Evangelism looks different depending on who you ask. But Christians probably agree that, in principle, evangelism should involve both words and actions that glorify God and point to the Gospel. And sometimes, no matter what you do, it doesn’t seem effective. Connie Kendall definitely experiences that feeling in this episode. After recently becoming a Christian, she is ready to obey the Great Commission and tell people about Jesus. But when she and her friend Robert hand out pamphlets in the park, they have little success. Does that mean Gospel Tracts don’t work? This episode sends a mixed message about that. On the one hand almost everyone refuses the tracts, but on the other hand Whit tells Connie that handing out this kind of information to people is a good witness. His only suggestion at this point is for her to be more polite to people. That’s an interesting piece of advice, but it isn’t too profound, is it? It’s pretty basic stuff. Whit could have suggested that Connie perform acts of service to help her community instead of being a nuisance to her neighbors, but that would have been rude for Whit to say. And you can’t have two people who work in customer service acting rudely. And come to think of it, maybe that was Connie’s problem. She was treating people like customers and so they ignored what she was selling. Needless to say, this was a boring scene and Whit’s commentary didn’t add much of anything.
At least the episode gets more interesting from there because then it enters the wonderful territory of legal ambiguity. Leaving pamphlets on park benches or stuffing them into books at the store are definitely questionable practices. What did Robert and Connie think would happen when they did that? When they inevitably make the bookstore owner mad and he kicks them out, Robert cries persecution and compares the experience to the Christians being eaten by lions in the coliseum. What a coincidence when I was just talking about playing the victim for my previous review and now the topic shows up again. It’s totally inappropriate to see this as persecution and even more so to compare it to martyrdom. If you didn’t like the character of Robert already, this is the moment where he becomes impossible to root for. At this point I’m sure many in the audience were hoping Connie would escape his clutches and find a new friend to witness with. But no, Connie stoops even lower when she covers her mom’s car with Christian bumper stickers. Not only does the car not belong to Connie, but her mom isn’t even a Christian. This is definitely a lapse in Connie’s judgment and it’s hard to imagine her character being so insensitive.

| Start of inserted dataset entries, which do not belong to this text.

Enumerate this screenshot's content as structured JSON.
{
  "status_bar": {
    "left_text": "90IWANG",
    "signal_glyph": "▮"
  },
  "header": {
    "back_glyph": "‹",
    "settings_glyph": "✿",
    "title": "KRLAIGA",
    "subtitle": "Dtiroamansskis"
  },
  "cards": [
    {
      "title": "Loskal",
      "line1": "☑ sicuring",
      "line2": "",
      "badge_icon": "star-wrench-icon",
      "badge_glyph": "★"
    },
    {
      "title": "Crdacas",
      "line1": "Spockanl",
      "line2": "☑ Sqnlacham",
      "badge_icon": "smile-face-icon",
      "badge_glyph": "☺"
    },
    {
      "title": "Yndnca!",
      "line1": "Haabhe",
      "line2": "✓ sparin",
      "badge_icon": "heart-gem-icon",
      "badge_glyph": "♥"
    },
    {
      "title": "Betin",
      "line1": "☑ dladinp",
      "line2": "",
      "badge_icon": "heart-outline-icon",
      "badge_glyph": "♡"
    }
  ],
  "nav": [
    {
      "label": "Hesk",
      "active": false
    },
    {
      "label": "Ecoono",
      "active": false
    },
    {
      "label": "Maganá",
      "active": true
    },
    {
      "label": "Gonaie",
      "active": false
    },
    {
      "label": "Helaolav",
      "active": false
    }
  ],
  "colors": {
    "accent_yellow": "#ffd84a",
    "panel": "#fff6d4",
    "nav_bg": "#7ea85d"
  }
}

I actually liked the part where Connie witnessed to her classmates at school. First of all, Robert wasn’t in that scene, so it’s automatically a highlight of the episode. And sure, it was humiliating for Connie when everyone laughed at her, but it showed for the first time that Connie really does care about her fellow students enough to put herself in that vulnerable position. It was difficult but she found the words to talk about Jesus and the salvation He offers. Handing out pamphlets to total strangers is one thing, but it seems to me that it takes more courage to share the Gospel with people you know and see almost every day. And if nothing else, maybe this scene will help prepare younger listeners for high school. It’s a place where kids often tease each other to the point of bullying, but it isn’t a place to be afraid of. It can be an opportunity to meet new people from different upbringings and share your testimony. The only thing cringe worthy about this scene was the 1980’s-style vernacular that the high school kids were using. This unfortunately dates the show but at least we can be thankful that AIO is a radio show and not a TV show, otherwise we’d have to deal with their hair and clothing styles as well.
When you consider Connie’s faith journey, her eventual conversion to Christianity is understandable because we are able to see the steps she took during her time in Odyssey and at Whit’s End to come to that decision. When Connie finally did accept Christ, it was a joyful and meaningful moment. But with Cheryl McCormick it’s different. This is Cheryl’s very first episode, so it’s not nearly as meaningful to the audience to hear her become a Christian since we don’t even know her. To be honest it seems like a cheap move to throw her in at the end of the album to prove a point instead of developing her into a proper character first. And it’s not like this album wasn’t planned out in advance. It was designed to teach the fundamentals of Christianity. This episode would have worked better if Cheryl had appeared alongside Connie in previous shows on this album. Overall, I think this episode took a balanced approach to evangelism, acknowledging the importance of displaying Christ’s love both through what you say and how you act. But as a conclusion to the album, there should have been a greater effort to polish it up. It ranged from boring parts to the aggravating parts with the character Robert. This episode gets 3 out of 5 stars.